At first glance, the title of this book may seem ambitious, given that there is so much to say about the Bible. On reading it, however, one soon realises that the author has gone a long way to reaching the goal.
This book, fourth in a series of six, covers: the story of the English Bible; how we got the Old and New Testaments; discovering the best texts and translations. Although this book can be read on its own, most value would be gained from reading the whole series in order.
The author has included many interesting facts in the book. For example, England was exceptional across Europe in its violent and cruel opposition to having a vernacular Bible. Also, by the time of Cromwell and the Puritans, the population of Britain was only about 6 million, yet about a million copies of the Bible had been printed and distributed.
The subject matter of the book has been meticulously researched and well written with the ordinary reader in mind. Information not easily available is presented in an accessible way. This includes sections on the original biblical manuscripts, Bible languages, the contribution of the Masoretes, the accuracy of the copyists and so on.

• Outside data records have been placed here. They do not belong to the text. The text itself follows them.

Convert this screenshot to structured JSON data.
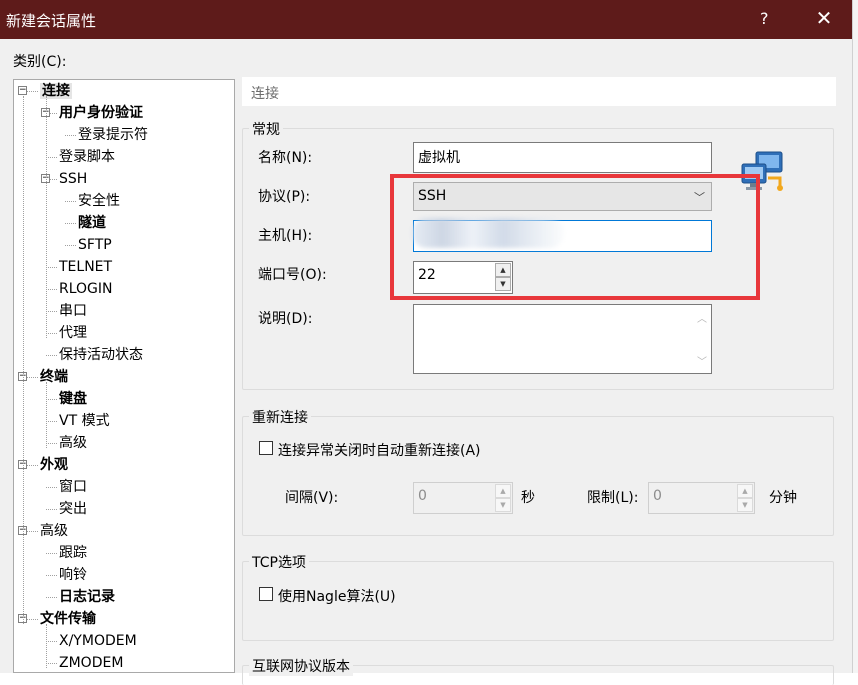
{
  "window": {
    "title": "新建会话属性",
    "help_glyph": "?",
    "close_glyph": "✕"
  },
  "category_label": "类别(C):",
  "tree": [
    {
      "label": "连接",
      "bold": true,
      "selected": true,
      "level": 0,
      "expander": "minus"
    },
    {
      "label": "用户身份验证",
      "bold": true,
      "level": 1,
      "expander": "minus"
    },
    {
      "label": "登录提示符",
      "level": 2
    },
    {
      "label": "登录脚本",
      "level": 1
    },
    {
      "label": "SSH",
      "level": 1,
      "expander": "minus"
    },
    {
      "label": "安全性",
      "level": 2
    },
    {
      "label": "隧道",
      "bold": true,
      "level": 2
    },
    {
      "label": "SFTP",
      "level": 2
    },
    {
      "label": "TELNET",
      "level": 1
    },
    {
      "label": "RLOGIN",
      "level": 1
    },
    {
      "label": "串口",
      "level": 1
    },
    {
      "label": "代理",
      "level": 1
    },
    {
      "label": "保持活动状态",
      "level": 1
    },
    {
      "label": "终端",
      "bold": true,
      "level": 0,
      "expander": "minus"
    },
    {
      "label": "键盘",
      "bold": true,
      "level": 1
    },
    {
      "label": "VT 模式",
      "level": 1
    },
    {
      "label": "高级",
      "level": 1
    },
    {
      "label": "外观",
      "bold": true,
      "level": 0,
      "expander": "minus"
    },
    {
      "label": "窗口",
      "level": 1
    },
    {
      "label": "突出",
      "level": 1
    },
    {
      "label": "高级",
      "level": 0,
      "expander": "minus"
    },
    {
      "label": "跟踪",
      "level": 1
    },
    {
      "label": "响铃",
      "level": 1
    },
    {
      "label": "日志记录",
      "bold": true,
      "level": 1
    },
    {
      "label": "文件传输",
      "bold": true,
      "level": 0,
      "expander": "minus"
    },
    {
      "label": "X/YMODEM",
      "level": 1
    },
    {
      "label": "ZMODEM",
      "level": 1
    }
  ],
  "panel": {
    "header": "连接",
    "general": {
      "title": "常规",
      "name_label": "名称(N):",
      "name_value": "虚拟机",
      "protocol_label": "协议(P):",
      "protocol_value": "SSH",
      "protocol_arrow": "﹀",
      "host_label": "主机(H):",
      "host_value": "",
      "port_label": "端口号(O):",
      "port_value": "22",
      "desc_label": "说明(D):",
      "desc_value": ""
    },
    "reconnect": {
      "title": "重新连接",
      "checkbox_label": "连接异常关闭时自动重新连接(A)",
      "checked": false,
      "interval_label": "间隔(V):",
      "interval_value": "0",
      "interval_unit": "秒",
      "limit_label": "限制(L):",
      "limit_value": "0",
      "limit_unit": "分钟"
    },
    "tcp": {
      "title": "TCP选项",
      "checkbox_label": "使用Nagle算法(U)",
      "checked": false
    },
    "ipver": {
      "title": "互联网协议版本"
    }
  },
  "colors": {
    "titlebar": "#5e1b1a",
    "highlight_box": "#e8373b",
    "dialog_bg": "#f0f0f0"
  },
  "icons": {
    "connection": "network-computers-icon",
    "spin_up": "▲",
    "spin_down": "▼",
    "scroll_up": "︿",
    "scroll_down": "﹀"
  }
}
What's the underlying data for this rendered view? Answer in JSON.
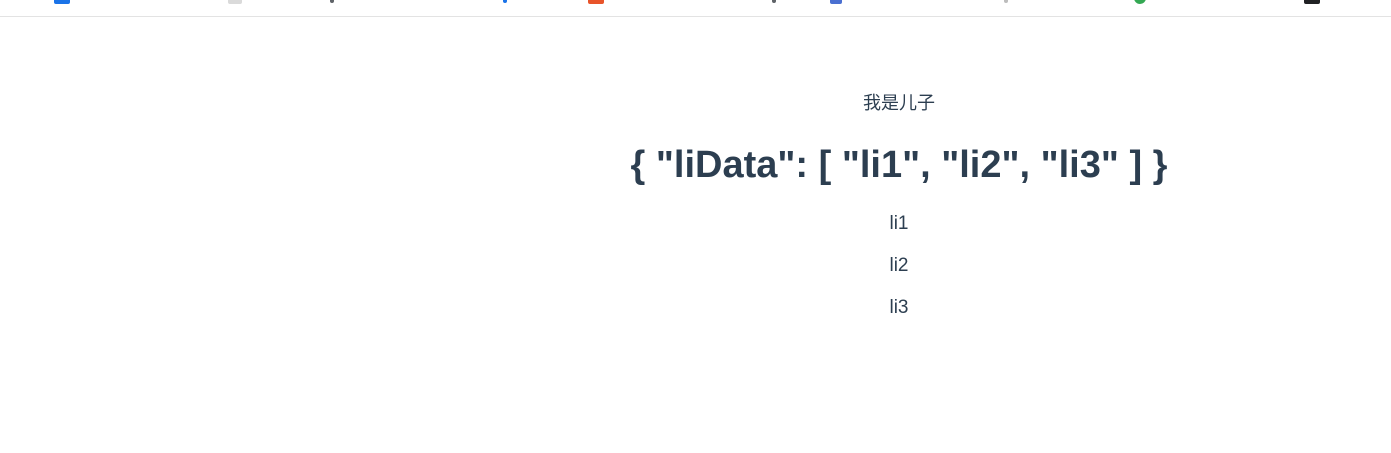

Together, the six books form a robust defence of the Bible and will do much to raise confidence in the Scriptures among ordinary Christians.